# YOUR ASSIGNMENT:
If a line in the listing below includes the string "image", pull it out.
· · · · · · ·
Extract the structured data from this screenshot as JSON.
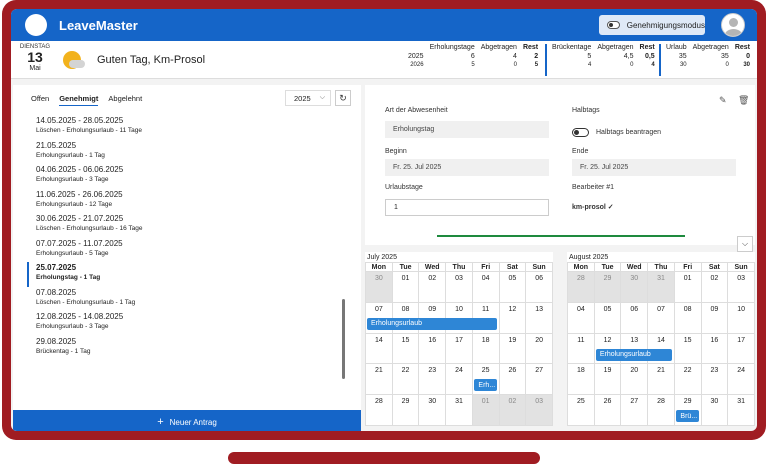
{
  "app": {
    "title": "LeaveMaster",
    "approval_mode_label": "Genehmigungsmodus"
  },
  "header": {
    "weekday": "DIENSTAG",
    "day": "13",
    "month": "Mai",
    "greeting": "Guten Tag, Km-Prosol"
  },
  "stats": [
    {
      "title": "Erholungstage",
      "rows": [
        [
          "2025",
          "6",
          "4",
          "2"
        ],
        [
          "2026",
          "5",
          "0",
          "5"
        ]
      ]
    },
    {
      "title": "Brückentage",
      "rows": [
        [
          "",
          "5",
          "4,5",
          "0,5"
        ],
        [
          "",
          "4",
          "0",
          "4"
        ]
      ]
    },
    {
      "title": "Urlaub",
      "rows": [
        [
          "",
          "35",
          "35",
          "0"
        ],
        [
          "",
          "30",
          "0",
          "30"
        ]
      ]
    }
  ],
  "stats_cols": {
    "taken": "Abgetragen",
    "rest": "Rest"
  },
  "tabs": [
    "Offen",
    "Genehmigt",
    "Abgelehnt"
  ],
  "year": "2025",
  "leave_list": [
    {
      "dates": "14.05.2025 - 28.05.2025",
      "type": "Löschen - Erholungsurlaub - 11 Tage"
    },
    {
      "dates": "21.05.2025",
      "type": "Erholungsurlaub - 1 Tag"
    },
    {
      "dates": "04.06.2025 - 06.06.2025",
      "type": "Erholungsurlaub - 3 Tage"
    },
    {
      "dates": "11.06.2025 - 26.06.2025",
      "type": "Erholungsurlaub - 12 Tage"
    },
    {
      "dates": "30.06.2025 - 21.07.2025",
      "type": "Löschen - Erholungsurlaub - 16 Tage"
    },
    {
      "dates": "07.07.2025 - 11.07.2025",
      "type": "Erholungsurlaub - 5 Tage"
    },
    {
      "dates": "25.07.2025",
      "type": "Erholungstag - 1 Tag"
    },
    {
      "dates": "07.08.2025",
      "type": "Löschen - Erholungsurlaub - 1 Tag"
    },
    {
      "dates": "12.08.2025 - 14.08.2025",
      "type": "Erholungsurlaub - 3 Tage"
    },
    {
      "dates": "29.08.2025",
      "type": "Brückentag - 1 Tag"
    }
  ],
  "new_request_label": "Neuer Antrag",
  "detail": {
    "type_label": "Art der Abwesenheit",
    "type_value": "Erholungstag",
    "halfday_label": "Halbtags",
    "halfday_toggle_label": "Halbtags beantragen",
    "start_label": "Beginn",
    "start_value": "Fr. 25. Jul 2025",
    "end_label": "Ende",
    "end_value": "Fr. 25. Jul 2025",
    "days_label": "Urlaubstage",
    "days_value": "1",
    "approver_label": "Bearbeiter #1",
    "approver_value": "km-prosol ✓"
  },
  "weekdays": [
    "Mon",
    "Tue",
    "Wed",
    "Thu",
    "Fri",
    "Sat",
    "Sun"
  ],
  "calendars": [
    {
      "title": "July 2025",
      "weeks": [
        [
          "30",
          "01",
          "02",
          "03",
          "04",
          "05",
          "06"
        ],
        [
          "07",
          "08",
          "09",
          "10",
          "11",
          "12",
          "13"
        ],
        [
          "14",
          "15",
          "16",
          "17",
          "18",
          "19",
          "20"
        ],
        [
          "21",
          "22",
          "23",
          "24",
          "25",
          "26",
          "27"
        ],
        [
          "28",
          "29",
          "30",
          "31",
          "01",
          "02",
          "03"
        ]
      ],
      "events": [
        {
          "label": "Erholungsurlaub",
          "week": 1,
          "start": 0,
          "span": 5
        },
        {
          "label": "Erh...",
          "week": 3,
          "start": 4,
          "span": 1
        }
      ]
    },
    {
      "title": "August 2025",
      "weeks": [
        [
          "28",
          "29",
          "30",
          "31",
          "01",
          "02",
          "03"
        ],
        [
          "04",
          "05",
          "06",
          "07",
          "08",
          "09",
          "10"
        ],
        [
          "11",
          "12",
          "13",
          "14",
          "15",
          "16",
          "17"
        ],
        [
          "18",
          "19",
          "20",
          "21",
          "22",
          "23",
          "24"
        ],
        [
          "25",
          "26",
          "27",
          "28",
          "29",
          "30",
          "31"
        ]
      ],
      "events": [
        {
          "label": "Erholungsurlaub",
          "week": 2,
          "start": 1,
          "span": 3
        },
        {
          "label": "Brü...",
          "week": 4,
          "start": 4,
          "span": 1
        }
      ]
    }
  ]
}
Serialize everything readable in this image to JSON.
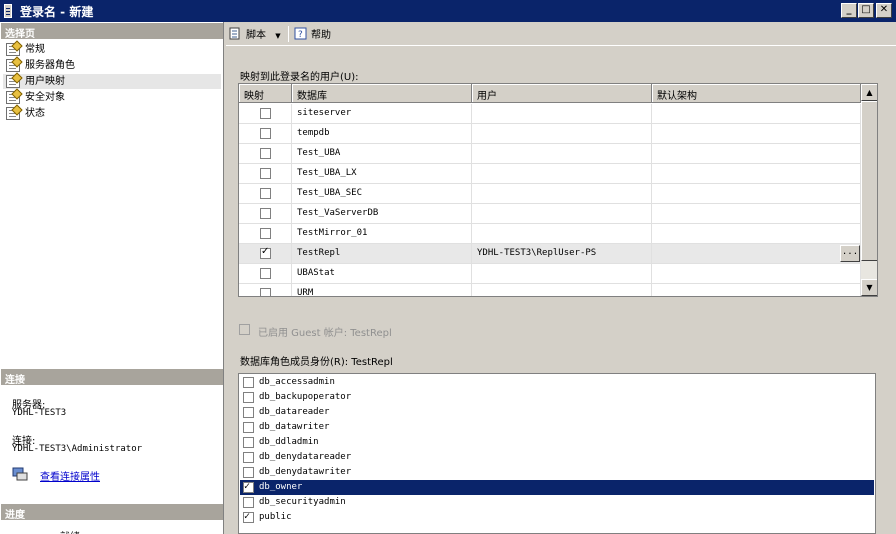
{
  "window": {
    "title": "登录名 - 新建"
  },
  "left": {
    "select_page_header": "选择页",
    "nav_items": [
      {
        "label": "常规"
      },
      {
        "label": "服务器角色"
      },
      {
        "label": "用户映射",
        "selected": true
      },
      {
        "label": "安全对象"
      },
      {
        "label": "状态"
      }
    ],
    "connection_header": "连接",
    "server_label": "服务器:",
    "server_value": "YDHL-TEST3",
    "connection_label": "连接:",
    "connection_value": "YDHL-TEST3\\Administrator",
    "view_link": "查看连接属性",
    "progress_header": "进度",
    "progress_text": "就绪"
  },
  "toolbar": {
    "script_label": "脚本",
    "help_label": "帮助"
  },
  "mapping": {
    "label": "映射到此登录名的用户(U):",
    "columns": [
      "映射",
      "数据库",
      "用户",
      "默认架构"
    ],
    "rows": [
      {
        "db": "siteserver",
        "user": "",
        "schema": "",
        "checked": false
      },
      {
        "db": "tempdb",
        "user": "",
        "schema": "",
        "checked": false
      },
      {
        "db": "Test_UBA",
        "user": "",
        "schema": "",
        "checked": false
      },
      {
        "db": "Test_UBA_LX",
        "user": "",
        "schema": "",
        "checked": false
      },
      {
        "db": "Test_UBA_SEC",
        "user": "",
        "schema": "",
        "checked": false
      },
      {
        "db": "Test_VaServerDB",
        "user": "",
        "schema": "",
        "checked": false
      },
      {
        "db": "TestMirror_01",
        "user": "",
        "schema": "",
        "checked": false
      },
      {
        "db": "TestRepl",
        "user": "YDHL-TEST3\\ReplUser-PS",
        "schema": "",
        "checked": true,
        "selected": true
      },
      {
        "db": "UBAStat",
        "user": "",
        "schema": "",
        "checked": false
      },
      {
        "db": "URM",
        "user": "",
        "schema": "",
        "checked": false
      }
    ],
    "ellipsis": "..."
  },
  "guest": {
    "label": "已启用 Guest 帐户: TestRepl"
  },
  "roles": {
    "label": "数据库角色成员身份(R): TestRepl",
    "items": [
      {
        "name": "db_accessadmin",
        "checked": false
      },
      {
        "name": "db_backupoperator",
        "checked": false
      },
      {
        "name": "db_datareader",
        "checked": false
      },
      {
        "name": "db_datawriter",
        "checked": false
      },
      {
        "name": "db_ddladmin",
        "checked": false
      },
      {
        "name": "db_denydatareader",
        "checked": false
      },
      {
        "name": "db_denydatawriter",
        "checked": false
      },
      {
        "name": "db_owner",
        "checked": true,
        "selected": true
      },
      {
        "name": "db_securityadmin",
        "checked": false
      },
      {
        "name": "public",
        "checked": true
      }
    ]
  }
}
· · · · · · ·
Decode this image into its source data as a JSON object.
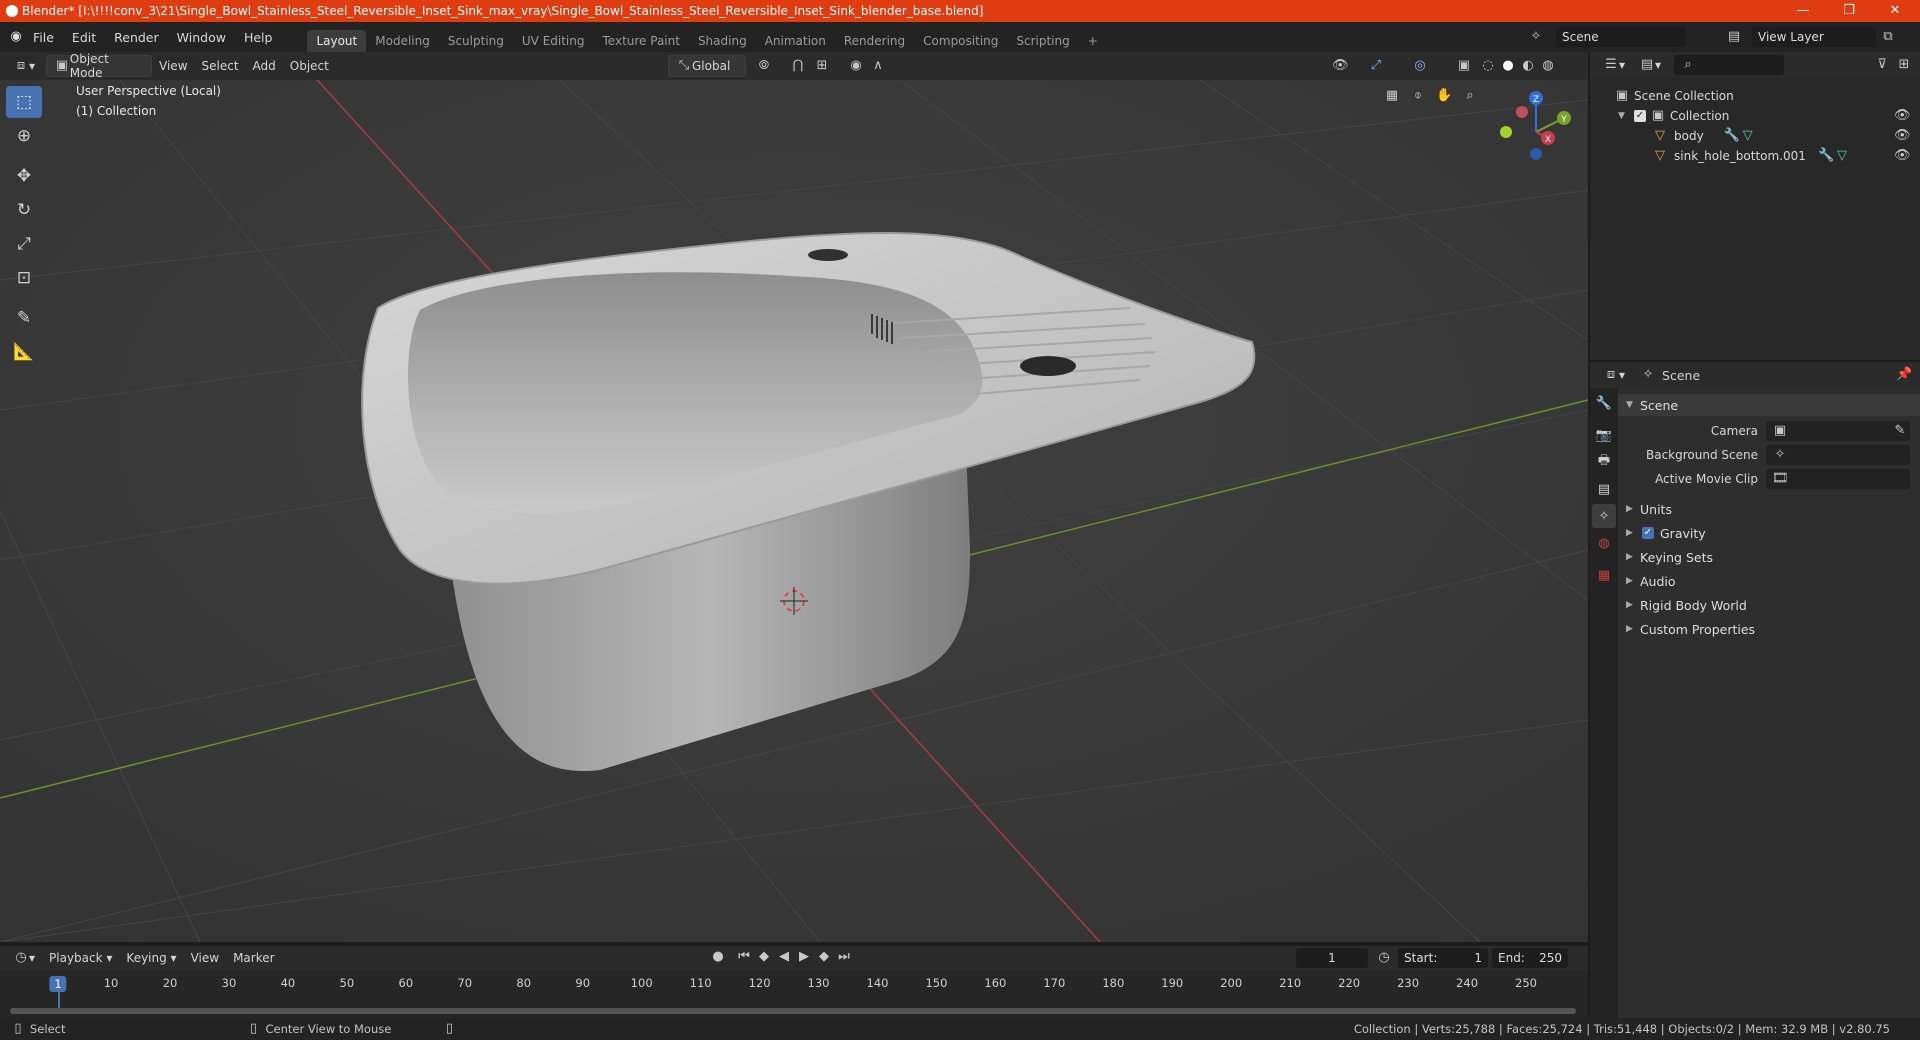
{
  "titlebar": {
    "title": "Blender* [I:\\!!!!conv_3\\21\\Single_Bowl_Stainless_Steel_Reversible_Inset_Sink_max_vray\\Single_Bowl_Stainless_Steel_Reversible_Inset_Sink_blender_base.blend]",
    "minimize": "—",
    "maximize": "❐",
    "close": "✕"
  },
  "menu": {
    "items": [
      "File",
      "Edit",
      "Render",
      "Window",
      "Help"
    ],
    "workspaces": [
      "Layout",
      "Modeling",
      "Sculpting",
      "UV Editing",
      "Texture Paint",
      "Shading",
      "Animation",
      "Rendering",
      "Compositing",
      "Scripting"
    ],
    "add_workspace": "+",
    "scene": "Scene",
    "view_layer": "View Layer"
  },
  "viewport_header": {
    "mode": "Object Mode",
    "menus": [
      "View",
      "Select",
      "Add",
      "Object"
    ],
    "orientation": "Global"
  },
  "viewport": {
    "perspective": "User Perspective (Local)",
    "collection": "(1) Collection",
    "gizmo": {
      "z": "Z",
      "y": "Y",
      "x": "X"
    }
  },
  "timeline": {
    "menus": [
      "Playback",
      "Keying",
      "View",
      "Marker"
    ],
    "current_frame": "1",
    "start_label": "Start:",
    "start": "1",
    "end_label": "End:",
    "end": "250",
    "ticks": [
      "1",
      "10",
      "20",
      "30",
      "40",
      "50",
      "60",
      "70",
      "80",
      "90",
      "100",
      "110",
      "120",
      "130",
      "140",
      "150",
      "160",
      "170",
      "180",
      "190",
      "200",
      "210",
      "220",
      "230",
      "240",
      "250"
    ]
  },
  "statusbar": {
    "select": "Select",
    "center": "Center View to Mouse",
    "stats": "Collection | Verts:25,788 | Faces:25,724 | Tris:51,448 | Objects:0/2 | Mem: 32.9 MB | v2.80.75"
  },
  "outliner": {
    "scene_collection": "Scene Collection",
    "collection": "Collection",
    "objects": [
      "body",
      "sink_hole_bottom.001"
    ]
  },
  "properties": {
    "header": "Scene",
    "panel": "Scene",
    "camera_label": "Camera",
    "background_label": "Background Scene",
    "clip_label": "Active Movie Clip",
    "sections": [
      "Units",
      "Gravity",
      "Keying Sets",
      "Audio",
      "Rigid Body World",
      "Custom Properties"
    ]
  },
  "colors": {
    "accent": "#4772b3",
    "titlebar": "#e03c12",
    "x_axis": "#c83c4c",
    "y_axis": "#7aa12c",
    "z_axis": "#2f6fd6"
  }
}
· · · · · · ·
# SOLUTION TO THE EXERCISE:
Serialize everything readable in this image to JSON.
Decode this image into its source data as a JSON object.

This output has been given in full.